Clipper Race: Pacific Ocean Delivers Punch
Published on April 1st, 2016
(April 1, 2016; Day 12) – The North Pacific leg is always billed as ‘the big one’ and Clipper Round the World Yacht Race Skippers report this promise really delivered overnight as a short, sharp forecasted weather front came into force with a bang, bringing 50 knot gusts, roller-coaster style helming conditions, and the best boat speeds seen so far on this leg.
In his 0600 blog today, Garmin Skipper Ash Skett explained the tough but thrilling conditions being felt on board, reporting: “We are right in the thick of it now, the small but punchy low pressure system came barrelling over last night and winds touching 50 knots at times have seen us flying along at speeds into the 20s.”
“Waves are short, lumpy and attack us from all directions, making helming at different times exhilarating, specialist, scary but most importantly of all…fun. We are having a blast careering along at breakneck speeds, the occasional wave sweeping up the deck from the bow and flooding the cockpit, keeping crew suitably soaked to the bone.”
The race lead continues to change hands but at the time of reporting Unicef, (described by Derry~Londonderry~Doire Skipper Daniel Smith today as a “rocket ship which will be hard to beat in this race”) leads more northerly positioned Garmin by four nautical miles.

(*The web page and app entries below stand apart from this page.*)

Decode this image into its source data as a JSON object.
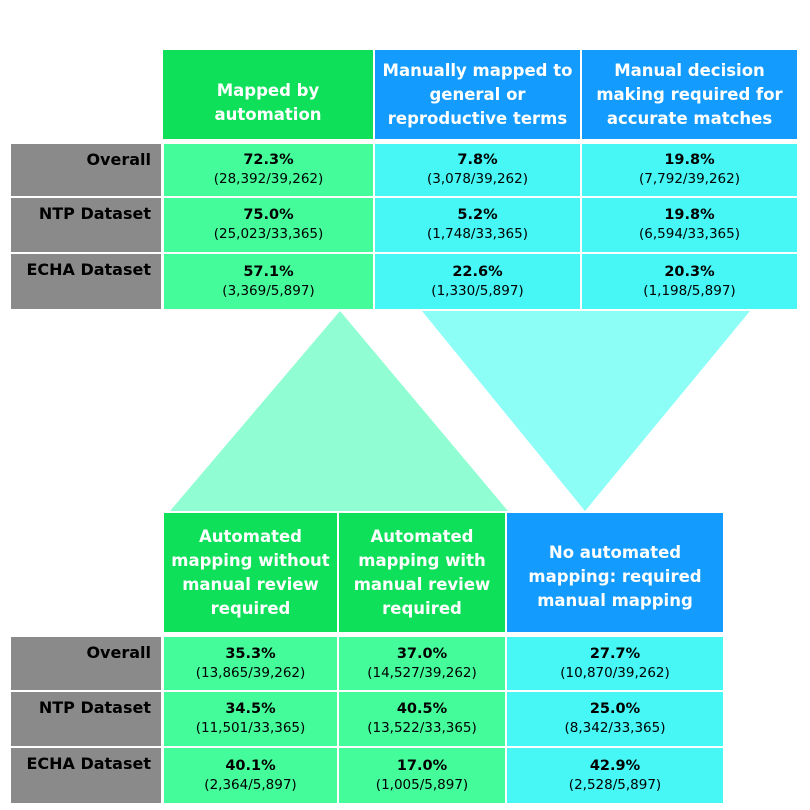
{
  "colors": {
    "header_green": "#0fe05a",
    "header_blue": "#139bfd",
    "data_green": "#45fc9a",
    "data_cyan": "#46f7f5",
    "label_gray": "#8a8a8a",
    "triangle_up": "#90fed2",
    "triangle_down": "#8cfef6"
  },
  "top_table": {
    "headers": [
      "Mapped by automation",
      "Manually mapped to general or reproductive terms",
      "Manual decision making required for accurate matches"
    ],
    "rows": [
      {
        "label": "Overall",
        "cells": [
          {
            "pct": "72.3%",
            "frac": "(28,392/39,262)"
          },
          {
            "pct": "7.8%",
            "frac": "(3,078/39,262)"
          },
          {
            "pct": "19.8%",
            "frac": "(7,792/39,262)"
          }
        ]
      },
      {
        "label": "NTP Dataset",
        "cells": [
          {
            "pct": "75.0%",
            "frac": "(25,023/33,365)"
          },
          {
            "pct": "5.2%",
            "frac": "(1,748/33,365)"
          },
          {
            "pct": "19.8%",
            "frac": "(6,594/33,365)"
          }
        ]
      },
      {
        "label": "ECHA Dataset",
        "cells": [
          {
            "pct": "57.1%",
            "frac": "(3,369/5,897)"
          },
          {
            "pct": "22.6%",
            "frac": "(1,330/5,897)"
          },
          {
            "pct": "20.3%",
            "frac": "(1,198/5,897)"
          }
        ]
      }
    ]
  },
  "bottom_table": {
    "headers": [
      "Automated mapping without manual review required",
      "Automated mapping with manual review required",
      "No automated mapping: required manual mapping"
    ],
    "rows": [
      {
        "label": "Overall",
        "cells": [
          {
            "pct": "35.3%",
            "frac": "(13,865/39,262)"
          },
          {
            "pct": "37.0%",
            "frac": "(14,527/39,262)"
          },
          {
            "pct": "27.7%",
            "frac": "(10,870/39,262)"
          }
        ]
      },
      {
        "label": "NTP Dataset",
        "cells": [
          {
            "pct": "34.5%",
            "frac": "(11,501/33,365)"
          },
          {
            "pct": "40.5%",
            "frac": "(13,522/33,365)"
          },
          {
            "pct": "25.0%",
            "frac": "(8,342/33,365)"
          }
        ]
      },
      {
        "label": "ECHA Dataset",
        "cells": [
          {
            "pct": "40.1%",
            "frac": "(2,364/5,897)"
          },
          {
            "pct": "17.0%",
            "frac": "(1,005/5,897)"
          },
          {
            "pct": "42.9%",
            "frac": "(2,528/5,897)"
          }
        ]
      }
    ]
  }
}
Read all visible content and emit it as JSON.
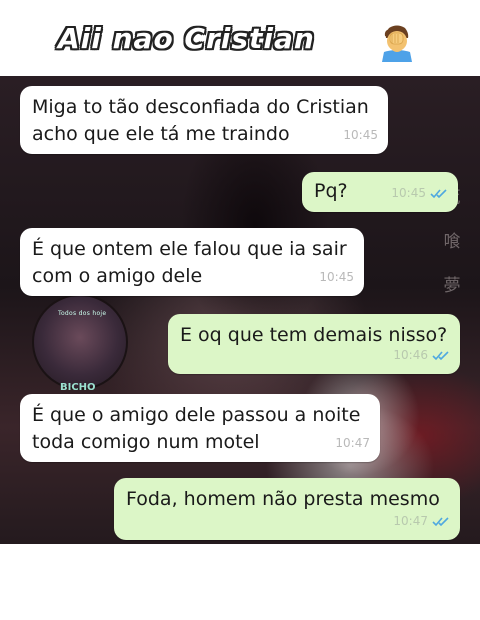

Clearly enjoying the ride at the front, Unicef Skipper Martin Clough reports: “Surfs up on Unicef today! There have been screams of delight as various helmers surf into the 20s. Ever conscious of the low centre we have tried to keep a southerly option. Scoring Gate or no Scoring Gate, that is now the question?? However, amazing sailing today. ‘This is what we have paid for,’ was the quote of the day!”
As seen on the Race Viewer, teams have faced the worst of the front and are now trying to avoid the patch of light winds that follows, which is currently in the direct path of the Scoring Gate. This is likely to make for a restless night of navigating as Skippers try to weigh up the decision to go for the bonus points or concentrate on picking the best course for overall race progress amongst the fleet which is still so tightly packed.
On today’s hot decision to head for the Scoring Gate or not, choices are not yet fully clear, however LMAX Exchange Skipper Olivier Cardin, whose team is currently in third place, is the first to reveal he will not be going for it. He says: “This afternoon, we had a long discussion about the Scoring Gate and the difficulties we will have to go there. At the end, we made the decision to go directly to Seattle and not go to the gate.”
April Fool’s Day has come and gone for the teams in their time zone but a few pranks have been reported across the Clipper Race fleet, something Skipper Greg Miller was happy to avoid as he explains from beneath his Stealth Mode cloak: “Well it has gone midday on Mission Performance and there have been no April Fools’ pranks. Probably because of the weather! Everyone is exhausted and getting to grips with the weather, and sea-state is quite tiring.”
With the equivalent mileage of six Fastnet races, or over 3000 nautical miles, left to go in this marathon of a race to Seattle, and the little task of reaching the Scoring Gate in dying winds, there won’t be time for teams to rest just yet.
*All positions correct as of 1000UTC.
Report by event media.
Background: The 40,000 mile Clipper 2015-16 Round the World Yacht Race began in London, UK on August 30 for the fleet of twelve identical Tony Castro designed Clipper 70s. The series is divided into 16 individual races, with the team with the best cumulative score winning the Clipper Race Trophy. Each team is led by a professional skipper with an all-amateur crew.
The fleet departed on March 21 from Qingdao, China for the 6,637 mile course to Seattle, USA and are expected to arrive between April 15 to 20.
The ports along the race route are Rio de Janeiro, Brazil; Cape Town, South Africa; Albany, Sydney, Hobart and Airlie Beach, Australia; Da Nang, Vietnam; Qingdao, China; Seattle, USA; Panama; New York, USA; Derry-Londonderry, Ireland; and Den Helder, Netherlands before returning to London by late July.